Even after breaking up with K-Ci and marrying her husband Kendu Isaacs in the early 2000s, Blige still had to deal with her demons on a regular basis. She admitted in a 2019 interview with Self magazine that she chose not to seek help for a long time.

“For years I would not see a therapist,” she revealed. “I just would handle it. For years, for years.” Blige distrusted other people’s intentions, so she was afraid of revealing her deepest emotions to a therapist because of “how people would do anything for money, and how anybody at any moment can become paparazzi.”

Blige also found comfort in maintaining a level of secrecy with her personal life as the best way to navigate her existence in the public eye. “Everybody thinks they know everything, but nobody really knows. You only know what I tell you. And I don’t tell everything,” she said. “As public as I am, I’m real private.

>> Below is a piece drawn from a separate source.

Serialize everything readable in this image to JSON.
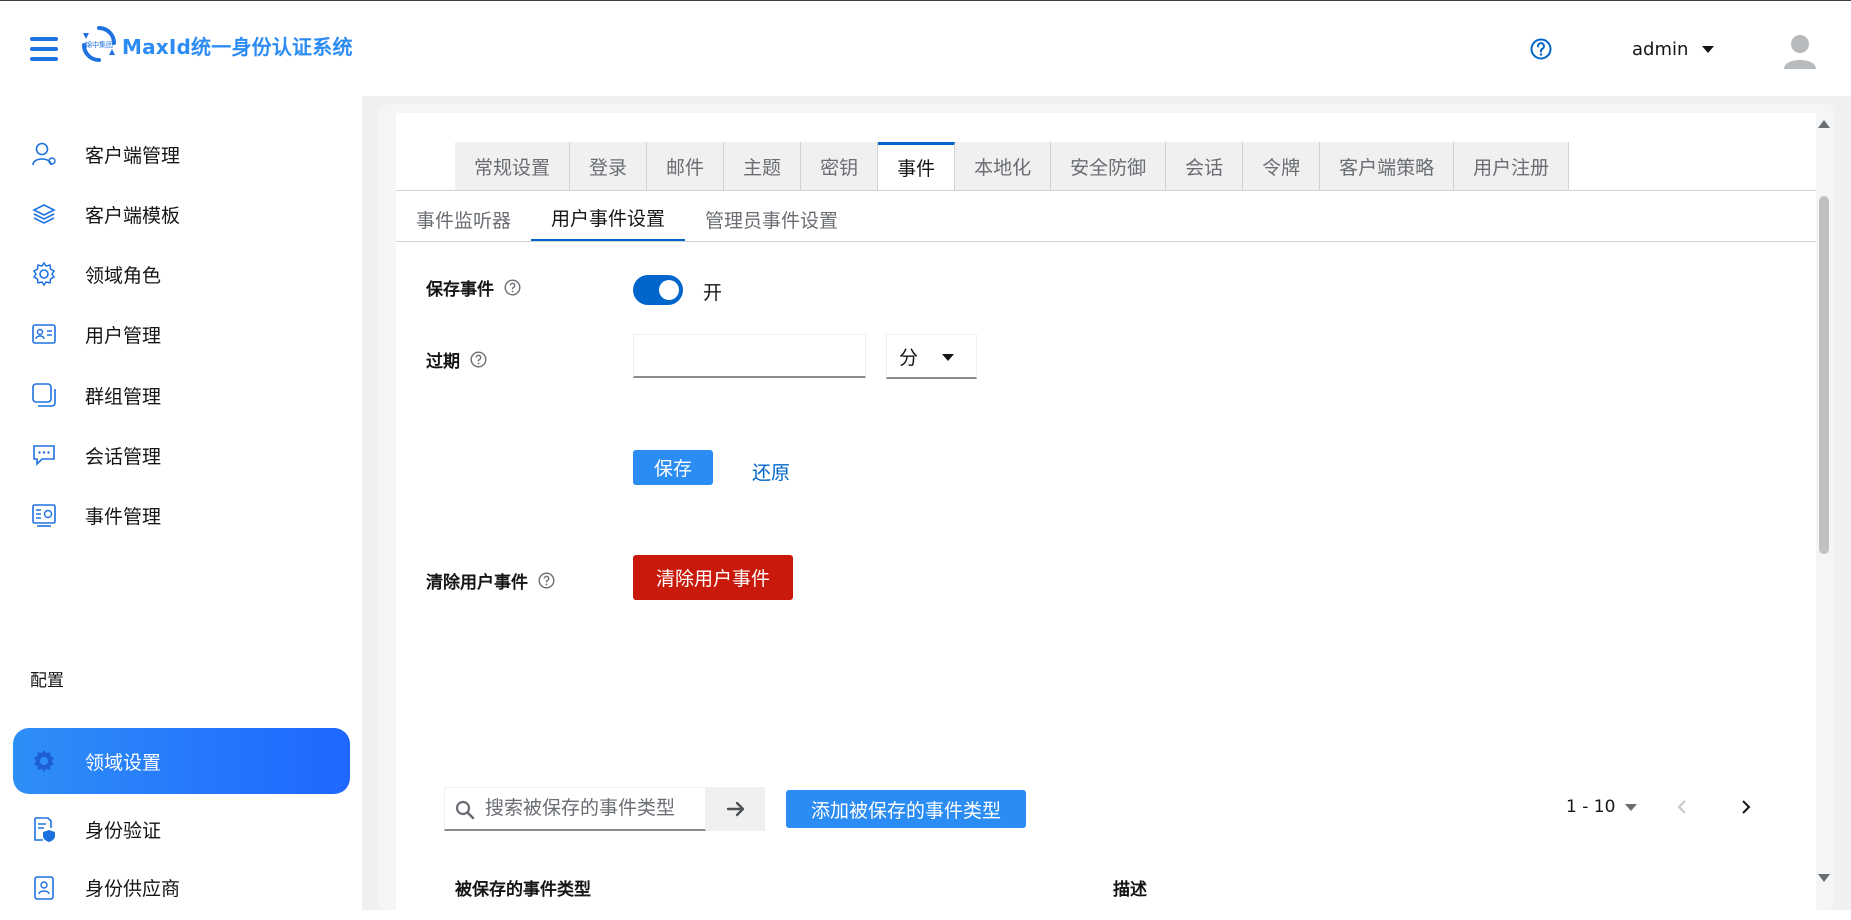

I’ll give you the juice and the truth, but not the stuff that’s going to kill me.”

Mary J. Blige avoided telling her mother about being abused

Blige went on to detail how she didn’t even tell her own mother about the abuse she experienced until she was well into adulthood.

“It took me a long time to tell my mom something that happened to me when I was smaller,” Blige said, referring to her childhood sexual abuse. “I was 33 years old when I revealed to my mom how I was molested. Thirty-three. Because I didn’t want to hurt her. And I wish I didn’t do it then, but I had to.”